Here are some examples of how the word "youngster" is used:
"Advertising of the iPhone has led it to become very popular. If a youngster is going to get a phone for the first time, there is a huge change that he/she will get an iPhone just because it’s an option which everyone knows about."
"Promising West Brom youngster popular for all the right reasons. . . . West Bromwich Albion's most endearing midfield enforcer might need to toughen up, with Ben Foster suggesting the teenager is 'almost too nice.'"
"PEER GROUPS: Social skills --> youngster’s popularity during adolescence Some youngsters – both boys and girls –are both aggressive and popular at the same time"

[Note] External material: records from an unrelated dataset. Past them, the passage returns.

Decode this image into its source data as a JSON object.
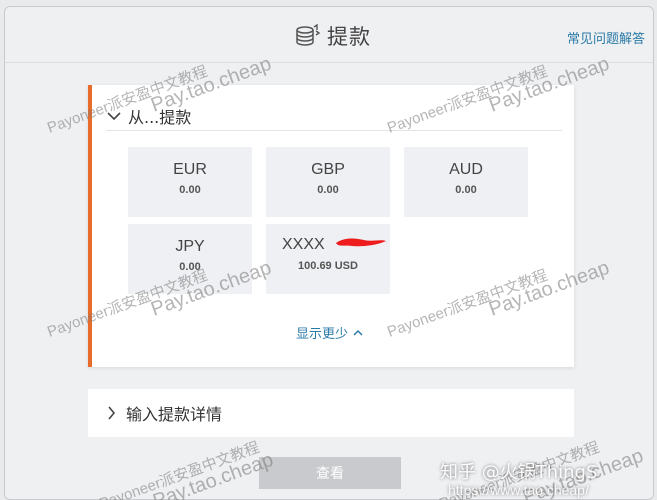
{
  "header": {
    "title": "提款",
    "faq_link": "常见问题解答"
  },
  "source_card": {
    "heading": "从...提款",
    "balances": [
      {
        "currency": "EUR",
        "amount": "0.00"
      },
      {
        "currency": "GBP",
        "amount": "0.00"
      },
      {
        "currency": "AUD",
        "amount": "0.00"
      },
      {
        "currency": "JPY",
        "amount": "0.00"
      },
      {
        "currency": "XXXX",
        "amount": "100.69 USD"
      }
    ],
    "show_less": "显示更少"
  },
  "details_section": {
    "label": "输入提款详情"
  },
  "actions": {
    "view_label": "查看"
  },
  "watermarks": {
    "line_cn": "Payoneer派安盈中文教程",
    "line_url": "Pay.tao.cheap"
  },
  "footer_overlay": {
    "zhihu": "知乎 @火锅ThingS",
    "url": "https://www.tao.cheap/"
  },
  "colors": {
    "accent": "#e86c2c",
    "link": "#2a7aa8",
    "button_disabled": "#c9cacd",
    "redaction": "#ee1c1c"
  },
  "icons": {
    "title_icon": "coins-icon",
    "collapse_icon": "chevron-down-icon",
    "expand_icon": "chevron-right-icon",
    "show_less_icon": "chevron-up-icon"
  }
}
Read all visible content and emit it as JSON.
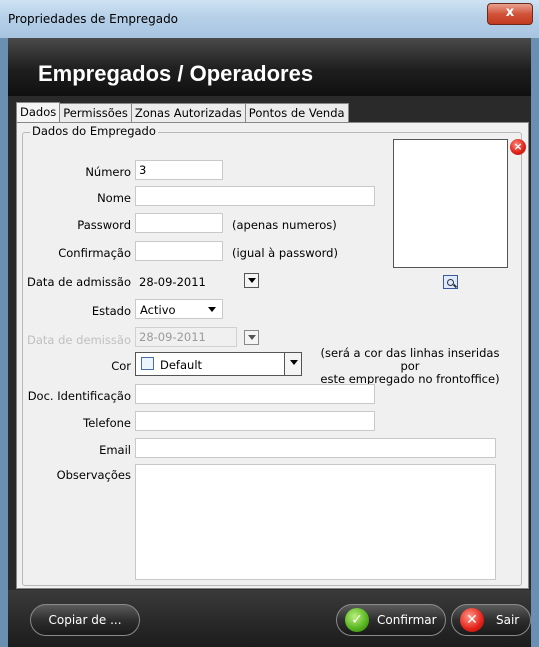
{
  "window": {
    "title": "Propriedades de Empregado",
    "close_glyph": "x"
  },
  "header": {
    "title": "Empregados / Operadores"
  },
  "tabs": [
    {
      "label": "Dados",
      "active": true
    },
    {
      "label": "Permissões",
      "active": false
    },
    {
      "label": "Zonas Autorizadas",
      "active": false
    },
    {
      "label": "Pontos de Venda",
      "active": false
    }
  ],
  "group": {
    "legend": "Dados do Empregado"
  },
  "form": {
    "numero": {
      "label": "Número",
      "value": "3"
    },
    "nome": {
      "label": "Nome",
      "value": ""
    },
    "password": {
      "label": "Password",
      "value": "",
      "hint": "(apenas numeros)"
    },
    "confirmacao": {
      "label": "Confirmação",
      "value": "",
      "hint": "(igual à password)"
    },
    "data_admissao": {
      "label": "Data de admissão",
      "value": "28-09-2011"
    },
    "estado": {
      "label": "Estado",
      "value": "Activo"
    },
    "data_demissao": {
      "label": "Data de demissão",
      "value": "28-09-2011",
      "disabled": true
    },
    "cor": {
      "label": "Cor",
      "value": "Default",
      "hint_line1": "(será a cor das linhas inseridas por",
      "hint_line2": "este empregado no frontoffice)"
    },
    "doc_identificacao": {
      "label": "Doc. Identificação",
      "value": ""
    },
    "telefone": {
      "label": "Telefone",
      "value": ""
    },
    "email": {
      "label": "Email",
      "value": ""
    },
    "observacoes": {
      "label": "Observações",
      "value": ""
    }
  },
  "photo": {
    "remove_icon": "remove-icon",
    "zoom_icon": "zoom-icon",
    "remove_glyph": "×"
  },
  "buttons": {
    "copy_label": "Copiar de ...",
    "confirm_label": "Confirmar",
    "confirm_glyph": "✓",
    "exit_label": "Sair",
    "exit_glyph": "✕"
  },
  "colors": {
    "header_bg": "#1e1e1e",
    "titlebar_bg": "#b6d0e8",
    "accent_green": "#55b21e",
    "accent_red": "#e32219"
  }
}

"They're too quiet! What are those youngsters doing?" Parents, especially grandparents, would refer to youths who might get into mischief as "youngsters." It is a semi-affectionate term. Generally "youngsters" refers to adolescents, but the term can be used for a wider range of young people, including anyone younger than the speaker: "Those youngsters haven't discovered really good music yet."
Is undomarna a common way to refer to children? In english I would never expect anyone under 70 to say youths or youngsters...
It's a common word, but it's not used about children, but young people. There doesn't seem to be a perfect English equivalent, but ungdomar could be roughly 15-25.
I would maybe call that age group "young adults"? That seems about the same age range to me.
We call that group unga vuxna (and some of the ungdomar definitely aren't adults.)
Maybe "adolescent", then? Though I think that refers more to ages 13-20 or so. To some, I think young adult can mean 20-40, but to others it can mean 15-25ish, or at least that's what I think of when I hear "young adult". I don't think any of the english words like that have such a clearly defined age, but that could just be me. (Same with youth, which I think of as kind of 5ish-15, but aparently some thing of it as more what ungdomar are)
Yeah, there's no perfect translation for this word. I'll leave it to the English native speakers on the team to decide if we should change it and in that case into what.
In my experience what age range an English speaker is talking about in situations like this depends a lot on the age of the speaker. 'Young people' can often mean anyone who's at least one generation younger than the speaker (though certainly not always).
It's one reason the term 'Millennial' is kinda loaded. It refers to a specific cohort of people, but kinda became synonymous with 'young adult'. So when people of that cohort began entering their 30s (and soon 40s), it started to feel really dissonant.
Could anyone knowing any slavic languages confirm whether or not this is relatedd to the word "omladina"
The judge in "My Cousin Vinnie": Did you say "youts? Vinnie: Excuse me, your honor... two youths.